■ What to produce ■
Could you print only the lines from the one containing "Output a JSON" through the end of the listing below, unchanged?

■ Listed entries ■

[Start of section]

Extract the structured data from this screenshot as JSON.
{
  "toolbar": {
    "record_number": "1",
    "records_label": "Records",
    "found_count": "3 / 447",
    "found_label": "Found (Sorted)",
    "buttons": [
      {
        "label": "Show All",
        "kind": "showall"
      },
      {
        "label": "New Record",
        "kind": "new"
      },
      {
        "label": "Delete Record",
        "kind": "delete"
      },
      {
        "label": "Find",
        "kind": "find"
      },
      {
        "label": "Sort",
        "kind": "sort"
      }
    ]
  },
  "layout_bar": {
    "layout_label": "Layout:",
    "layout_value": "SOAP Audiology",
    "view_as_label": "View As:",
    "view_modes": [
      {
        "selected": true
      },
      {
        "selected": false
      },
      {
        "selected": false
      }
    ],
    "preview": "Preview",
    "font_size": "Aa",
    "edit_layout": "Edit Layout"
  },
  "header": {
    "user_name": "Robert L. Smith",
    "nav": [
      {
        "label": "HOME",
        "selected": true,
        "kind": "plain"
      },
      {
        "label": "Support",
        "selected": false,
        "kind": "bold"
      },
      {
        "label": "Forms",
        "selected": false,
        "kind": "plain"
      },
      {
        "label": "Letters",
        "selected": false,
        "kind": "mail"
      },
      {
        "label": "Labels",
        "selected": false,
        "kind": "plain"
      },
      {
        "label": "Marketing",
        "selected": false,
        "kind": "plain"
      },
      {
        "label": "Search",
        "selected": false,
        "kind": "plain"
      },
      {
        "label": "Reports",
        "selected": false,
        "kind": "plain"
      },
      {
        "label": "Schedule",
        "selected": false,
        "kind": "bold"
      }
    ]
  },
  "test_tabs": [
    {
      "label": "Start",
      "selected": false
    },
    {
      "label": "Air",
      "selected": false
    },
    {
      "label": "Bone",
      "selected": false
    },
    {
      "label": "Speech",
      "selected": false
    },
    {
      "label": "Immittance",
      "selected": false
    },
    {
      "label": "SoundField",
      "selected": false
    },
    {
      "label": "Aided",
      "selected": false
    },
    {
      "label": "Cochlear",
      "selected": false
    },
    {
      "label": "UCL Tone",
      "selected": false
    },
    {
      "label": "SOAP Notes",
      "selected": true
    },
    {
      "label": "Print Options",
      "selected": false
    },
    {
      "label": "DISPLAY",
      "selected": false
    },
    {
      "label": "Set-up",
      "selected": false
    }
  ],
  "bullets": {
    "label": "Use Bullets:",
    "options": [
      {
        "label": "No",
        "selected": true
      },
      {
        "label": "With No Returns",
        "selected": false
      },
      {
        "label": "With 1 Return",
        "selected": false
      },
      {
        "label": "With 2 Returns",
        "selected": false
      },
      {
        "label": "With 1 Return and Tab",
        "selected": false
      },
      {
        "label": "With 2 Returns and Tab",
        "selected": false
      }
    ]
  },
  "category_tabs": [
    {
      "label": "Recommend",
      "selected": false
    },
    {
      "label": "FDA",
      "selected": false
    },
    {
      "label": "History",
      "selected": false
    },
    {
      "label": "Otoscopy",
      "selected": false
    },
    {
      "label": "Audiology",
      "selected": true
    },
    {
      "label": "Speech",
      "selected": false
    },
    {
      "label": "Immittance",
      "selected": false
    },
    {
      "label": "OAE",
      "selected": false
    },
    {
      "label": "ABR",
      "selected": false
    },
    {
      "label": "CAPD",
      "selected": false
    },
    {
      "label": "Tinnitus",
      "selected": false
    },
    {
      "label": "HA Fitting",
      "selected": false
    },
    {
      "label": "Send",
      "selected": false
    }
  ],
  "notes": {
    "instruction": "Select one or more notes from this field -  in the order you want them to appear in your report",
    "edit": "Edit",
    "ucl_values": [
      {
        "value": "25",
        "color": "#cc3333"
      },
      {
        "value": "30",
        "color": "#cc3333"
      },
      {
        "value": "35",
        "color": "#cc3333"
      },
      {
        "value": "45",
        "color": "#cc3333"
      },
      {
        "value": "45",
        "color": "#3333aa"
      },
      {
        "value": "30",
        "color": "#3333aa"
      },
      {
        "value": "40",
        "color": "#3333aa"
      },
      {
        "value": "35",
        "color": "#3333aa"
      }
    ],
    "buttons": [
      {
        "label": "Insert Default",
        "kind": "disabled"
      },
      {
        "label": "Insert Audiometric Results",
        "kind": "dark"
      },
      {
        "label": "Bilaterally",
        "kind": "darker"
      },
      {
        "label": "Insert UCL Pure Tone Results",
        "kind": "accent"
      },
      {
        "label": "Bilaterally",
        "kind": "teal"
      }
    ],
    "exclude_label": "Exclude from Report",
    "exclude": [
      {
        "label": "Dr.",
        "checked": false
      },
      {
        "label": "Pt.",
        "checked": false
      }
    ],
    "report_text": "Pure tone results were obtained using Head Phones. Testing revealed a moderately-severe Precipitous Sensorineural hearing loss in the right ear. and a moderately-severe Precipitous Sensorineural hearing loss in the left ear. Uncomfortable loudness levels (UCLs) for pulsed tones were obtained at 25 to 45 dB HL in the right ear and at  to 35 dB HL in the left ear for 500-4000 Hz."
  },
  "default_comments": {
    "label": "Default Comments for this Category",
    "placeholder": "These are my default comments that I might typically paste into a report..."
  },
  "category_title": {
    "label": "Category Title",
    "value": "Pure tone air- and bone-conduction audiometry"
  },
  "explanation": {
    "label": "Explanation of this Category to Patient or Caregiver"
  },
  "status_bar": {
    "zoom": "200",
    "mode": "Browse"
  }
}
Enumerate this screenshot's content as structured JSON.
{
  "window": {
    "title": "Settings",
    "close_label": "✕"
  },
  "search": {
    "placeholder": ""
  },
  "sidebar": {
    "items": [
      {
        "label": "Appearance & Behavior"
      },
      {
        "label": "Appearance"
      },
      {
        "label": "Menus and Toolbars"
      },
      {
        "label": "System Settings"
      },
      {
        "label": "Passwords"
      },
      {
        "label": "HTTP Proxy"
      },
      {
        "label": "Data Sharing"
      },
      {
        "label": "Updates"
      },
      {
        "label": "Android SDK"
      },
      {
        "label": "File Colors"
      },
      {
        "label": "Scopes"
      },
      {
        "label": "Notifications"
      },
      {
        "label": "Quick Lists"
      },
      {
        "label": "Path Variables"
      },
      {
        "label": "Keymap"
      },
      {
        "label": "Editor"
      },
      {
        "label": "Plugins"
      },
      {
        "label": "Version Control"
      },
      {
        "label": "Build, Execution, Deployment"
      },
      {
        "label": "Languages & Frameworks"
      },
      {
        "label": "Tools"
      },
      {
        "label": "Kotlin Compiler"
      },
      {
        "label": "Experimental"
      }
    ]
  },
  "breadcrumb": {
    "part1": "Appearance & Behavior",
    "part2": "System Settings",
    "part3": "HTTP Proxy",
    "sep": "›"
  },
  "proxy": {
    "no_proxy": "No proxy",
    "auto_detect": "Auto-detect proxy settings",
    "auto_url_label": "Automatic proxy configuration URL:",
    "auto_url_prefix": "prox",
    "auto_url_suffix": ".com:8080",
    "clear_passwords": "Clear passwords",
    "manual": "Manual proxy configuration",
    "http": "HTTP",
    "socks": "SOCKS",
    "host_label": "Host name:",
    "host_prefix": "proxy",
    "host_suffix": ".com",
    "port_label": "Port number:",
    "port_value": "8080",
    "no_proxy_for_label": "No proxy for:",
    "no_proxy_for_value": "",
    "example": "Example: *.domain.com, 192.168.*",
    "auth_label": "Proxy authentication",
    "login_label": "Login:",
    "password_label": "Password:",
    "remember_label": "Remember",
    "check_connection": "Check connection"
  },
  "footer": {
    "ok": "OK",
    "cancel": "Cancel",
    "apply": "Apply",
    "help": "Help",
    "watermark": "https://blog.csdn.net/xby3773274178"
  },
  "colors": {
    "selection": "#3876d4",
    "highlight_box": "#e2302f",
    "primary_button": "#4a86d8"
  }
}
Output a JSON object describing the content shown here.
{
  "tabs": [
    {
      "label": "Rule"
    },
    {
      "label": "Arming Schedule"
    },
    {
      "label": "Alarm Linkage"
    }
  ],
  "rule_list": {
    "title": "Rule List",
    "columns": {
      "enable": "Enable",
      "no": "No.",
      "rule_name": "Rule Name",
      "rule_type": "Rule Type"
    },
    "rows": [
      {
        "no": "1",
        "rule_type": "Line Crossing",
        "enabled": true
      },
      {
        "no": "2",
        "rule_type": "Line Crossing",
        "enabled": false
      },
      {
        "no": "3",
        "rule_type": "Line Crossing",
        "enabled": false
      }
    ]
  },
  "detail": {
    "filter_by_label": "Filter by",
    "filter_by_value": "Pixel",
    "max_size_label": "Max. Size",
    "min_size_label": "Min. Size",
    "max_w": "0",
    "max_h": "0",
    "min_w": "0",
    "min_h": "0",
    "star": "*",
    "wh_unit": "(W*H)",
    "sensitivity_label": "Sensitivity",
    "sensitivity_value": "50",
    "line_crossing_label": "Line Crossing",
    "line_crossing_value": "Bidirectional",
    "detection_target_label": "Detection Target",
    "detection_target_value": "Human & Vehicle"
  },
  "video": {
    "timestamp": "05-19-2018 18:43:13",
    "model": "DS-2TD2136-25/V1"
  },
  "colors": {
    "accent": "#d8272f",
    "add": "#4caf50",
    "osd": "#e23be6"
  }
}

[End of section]

■ Written reply ■
Output a JSON object describing the content shown here.
{
  "tabs": [
    {
      "label": "Rule"
    },
    {
      "label": "Arming Schedule"
    },
    {
      "label": "Alarm Linkage"
    }
  ],
  "rule_list": {
    "title": "Rule List",
    "columns": {
      "enable": "Enable",
      "no": "No.",
      "rule_name": "Rule Name",
      "rule_type": "Rule Type"
    },
    "rows": [
      {
        "no": "1",
        "rule_type": "Line Crossing",
        "enabled": true
      },
      {
        "no": "2",
        "rule_type": "Line Crossing",
        "enabled": false
      },
      {
        "no": "3",
        "rule_type": "Line Crossing",
        "enabled": false
      }
    ]
  },
  "detail": {
    "filter_by_label": "Filter by",
    "filter_by_value": "Pixel",
    "max_size_label": "Max. Size",
    "min_size_label": "Min. Size",
    "max_w": "0",
    "max_h": "0",
    "min_w": "0",
    "min_h": "0",
    "star": "*",
    "wh_unit": "(W*H)",
    "sensitivity_label": "Sensitivity",
    "sensitivity_value": "50",
    "line_crossing_label": "Line Crossing",
    "line_crossing_value": "Bidirectional",
    "detection_target_label": "Detection Target",
    "detection_target_value": "Human & Vehicle"
  },
  "video": {
    "timestamp": "05-19-2018 18:43:13",
    "model": "DS-2TD2136-25/V1"
  },
  "colors": {
    "accent": "#d8272f",
    "add": "#4caf50",
    "osd": "#e23be6"
  }
}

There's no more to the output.